The Council of the European Southern Observatory (ESO) chose Chile as the place to build the European Extremely Large Telescope (E-ELT), which, with a diameter of 42 meters, will be the largest ever built. This gigantic astronomical complex will be sited on the Cerro Armazones mountain, 130 kilometers south-east of the city of Antofagasta.
Thus, the Chilean project beat the Spanish offer, which proposed siting the E-ELT on Roque de los Muchachos, in La Palma, Canary Islands. Massimo Tarenghi, representative of the European Southern Observatory in Chile, explained that the decision had been made “on a scientific and technical basis, to situate the best telescope in the world in the best place in the world”.
Armazones is a 3,060-meter-high mountain in the central part of the Atacama Desert in Chile, located around 130 kilometers south-east of Antofagasta and some 20 kilometers away from Cerro Paranal, the home of ESO’s Very Large Telescope.
The selection criteria for the siting were the “astronomic quality” of the atmosphere, i.e., factors such as the number of clear nights, the amount of water vapor and the stability of the climate, in addition to other parameters such as construction and operating costs and the scientific and operational synergies with other major installations.
“The Council concluded that the main motivation for deciding upon the siting of the E-ELT should be the scientific quality of the location. The scientific quality of Cerro Armazones and the positive impact on the future scientific leadership of ESO that will occur by situating the E-ELT in Chile are sufficiently strong to counterbalance the very substantial offer made by Spain”, stated Tim de Zeeuw, director general of the European organization.
ESO’s next step will be to begin to build the telescope in the course of 2011. This will be an optical-infrared observatory with a primary mirror measuring 42 meters in diameter. The E-ELT, “the new great window of the Earth to observe the universe”, according to Tarenghi, will be the only telescope of its kind at a world level due to its gigantic dimensions, and will address many of the still-unresolved questions in astronomy, such as, very importantly, whether life exists on other planets.
The total investment necessary to put the E-ELT into action is estimated at close to 1.3 billion dollars, and will also require funding of 60 million dollars per year plus the cost of around 700 workers.
Ten percent of the observation time at the E-ELT will be granted to Chilean universities, thus giving students of astronomy in the country a tremendous advantage. The students will also have free access to all the data obtained at the astronomical complex.
Chile, the best window toward the sky
Thanks to the construction of the E-ELT, Chile will concentrate no less than 60% of world’s cosmic observation, and will consolidate the country’s position as the main astronomical pole on earth.

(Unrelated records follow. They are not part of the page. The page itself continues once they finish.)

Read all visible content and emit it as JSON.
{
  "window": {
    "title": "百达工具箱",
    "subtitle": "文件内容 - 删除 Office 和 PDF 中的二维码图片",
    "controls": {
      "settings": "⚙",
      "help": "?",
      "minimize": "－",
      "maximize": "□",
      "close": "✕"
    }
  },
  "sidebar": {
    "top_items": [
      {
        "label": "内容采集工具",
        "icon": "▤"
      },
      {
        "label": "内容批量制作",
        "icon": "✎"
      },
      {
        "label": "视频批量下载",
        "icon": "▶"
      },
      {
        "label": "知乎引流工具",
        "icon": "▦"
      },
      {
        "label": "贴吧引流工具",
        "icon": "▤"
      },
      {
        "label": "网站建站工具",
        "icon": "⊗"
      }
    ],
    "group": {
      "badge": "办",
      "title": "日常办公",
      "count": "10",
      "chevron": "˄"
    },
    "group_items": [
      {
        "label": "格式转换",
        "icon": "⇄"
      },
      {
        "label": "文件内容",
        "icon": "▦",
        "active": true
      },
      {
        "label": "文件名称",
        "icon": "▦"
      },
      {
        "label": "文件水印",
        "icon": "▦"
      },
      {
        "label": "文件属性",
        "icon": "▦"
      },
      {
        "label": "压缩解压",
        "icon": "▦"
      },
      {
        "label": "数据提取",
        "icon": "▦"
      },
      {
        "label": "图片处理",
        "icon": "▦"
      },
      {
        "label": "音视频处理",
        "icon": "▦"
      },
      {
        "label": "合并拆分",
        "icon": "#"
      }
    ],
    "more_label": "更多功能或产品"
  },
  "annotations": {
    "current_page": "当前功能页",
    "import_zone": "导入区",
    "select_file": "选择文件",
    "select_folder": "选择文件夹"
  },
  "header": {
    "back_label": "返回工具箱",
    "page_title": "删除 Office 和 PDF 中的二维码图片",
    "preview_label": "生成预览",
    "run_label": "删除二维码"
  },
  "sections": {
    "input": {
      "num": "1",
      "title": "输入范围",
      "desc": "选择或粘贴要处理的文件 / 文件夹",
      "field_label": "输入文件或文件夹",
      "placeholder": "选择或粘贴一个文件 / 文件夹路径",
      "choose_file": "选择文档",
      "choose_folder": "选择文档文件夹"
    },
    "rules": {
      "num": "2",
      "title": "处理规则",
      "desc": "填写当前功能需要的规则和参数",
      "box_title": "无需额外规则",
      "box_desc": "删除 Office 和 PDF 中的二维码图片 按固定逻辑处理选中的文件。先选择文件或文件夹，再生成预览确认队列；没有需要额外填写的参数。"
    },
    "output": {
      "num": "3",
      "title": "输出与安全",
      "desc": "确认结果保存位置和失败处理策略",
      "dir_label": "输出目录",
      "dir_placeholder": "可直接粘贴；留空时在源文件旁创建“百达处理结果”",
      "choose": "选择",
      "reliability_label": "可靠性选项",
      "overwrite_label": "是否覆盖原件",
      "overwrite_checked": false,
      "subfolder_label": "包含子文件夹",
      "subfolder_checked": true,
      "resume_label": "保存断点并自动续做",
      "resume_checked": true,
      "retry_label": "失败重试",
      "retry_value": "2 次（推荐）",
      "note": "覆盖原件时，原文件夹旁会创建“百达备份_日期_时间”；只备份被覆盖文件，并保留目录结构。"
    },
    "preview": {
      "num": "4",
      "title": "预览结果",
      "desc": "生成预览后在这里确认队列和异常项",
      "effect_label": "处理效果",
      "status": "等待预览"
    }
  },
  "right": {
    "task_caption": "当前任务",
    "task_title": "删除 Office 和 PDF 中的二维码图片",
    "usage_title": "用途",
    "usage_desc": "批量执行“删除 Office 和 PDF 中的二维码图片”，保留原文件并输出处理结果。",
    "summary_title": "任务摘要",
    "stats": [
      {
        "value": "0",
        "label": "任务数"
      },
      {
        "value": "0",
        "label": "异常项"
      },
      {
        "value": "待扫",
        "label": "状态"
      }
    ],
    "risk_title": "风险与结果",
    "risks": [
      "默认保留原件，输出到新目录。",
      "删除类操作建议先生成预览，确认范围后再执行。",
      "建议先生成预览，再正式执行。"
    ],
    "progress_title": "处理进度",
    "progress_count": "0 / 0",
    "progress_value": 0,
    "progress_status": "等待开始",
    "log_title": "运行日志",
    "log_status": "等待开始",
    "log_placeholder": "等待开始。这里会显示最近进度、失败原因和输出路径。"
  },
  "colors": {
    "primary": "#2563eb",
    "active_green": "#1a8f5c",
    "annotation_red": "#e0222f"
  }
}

Other projects under construction are the Large Synoptic Study Telescope (LSST) that will be built in the Region of Coquimbo prior to 2017, which is considered to be “the largest photographic camera” in the world; the Giant Magellan Telescope (GMT), which is scheduled to be installed by 2018 in Atacama, and finally, the largest radio-astronomical project in the world, ALMA (also part of ESO) that is already being built in the Chajnantor plain in the Second Region, which will be operative in 2012 and is projected to observe the vestiges of the Big Bang radiations.
This scientific infrastructure is due to the good conditions the Chilean skies offer for observing the cosmos. The country currently owns more than a third of the existing area for capturing the light originating in stars, planets or galaxies on the far side of the universe, a term known in astronomy as photon collection.
In addition, according to astronomical studies published by local scientists and scientific magazines covering the field, Chile is among the 12 pioneering countries in the world in research of this type.
The director of Science, Technology, Energy and Innovation of the Chilean Chancery (DECYTI), Gabriel Rodríguez, spoke of the intention of adding Brazil as a partner in this gigantic project, which will position Chile as a pole of scientific development in Latin America. “This is a huge possibility for Latin American countries – for Brazil, which was interested in becoming a partner in this project if it was developed in Chile, and also for other countries such as Argentina and Mexico”, he indicated.
The official also stated that the construction of the largest telescope in the world gives Chile a special status. “This is a national project that positions Chile not only as the location with the best skies but also as a platform for astronomical services vis-à-vis the rest of the world. Chile is a country that is in a leading position, capable of developing this type of international alliances, offering the best conditions”.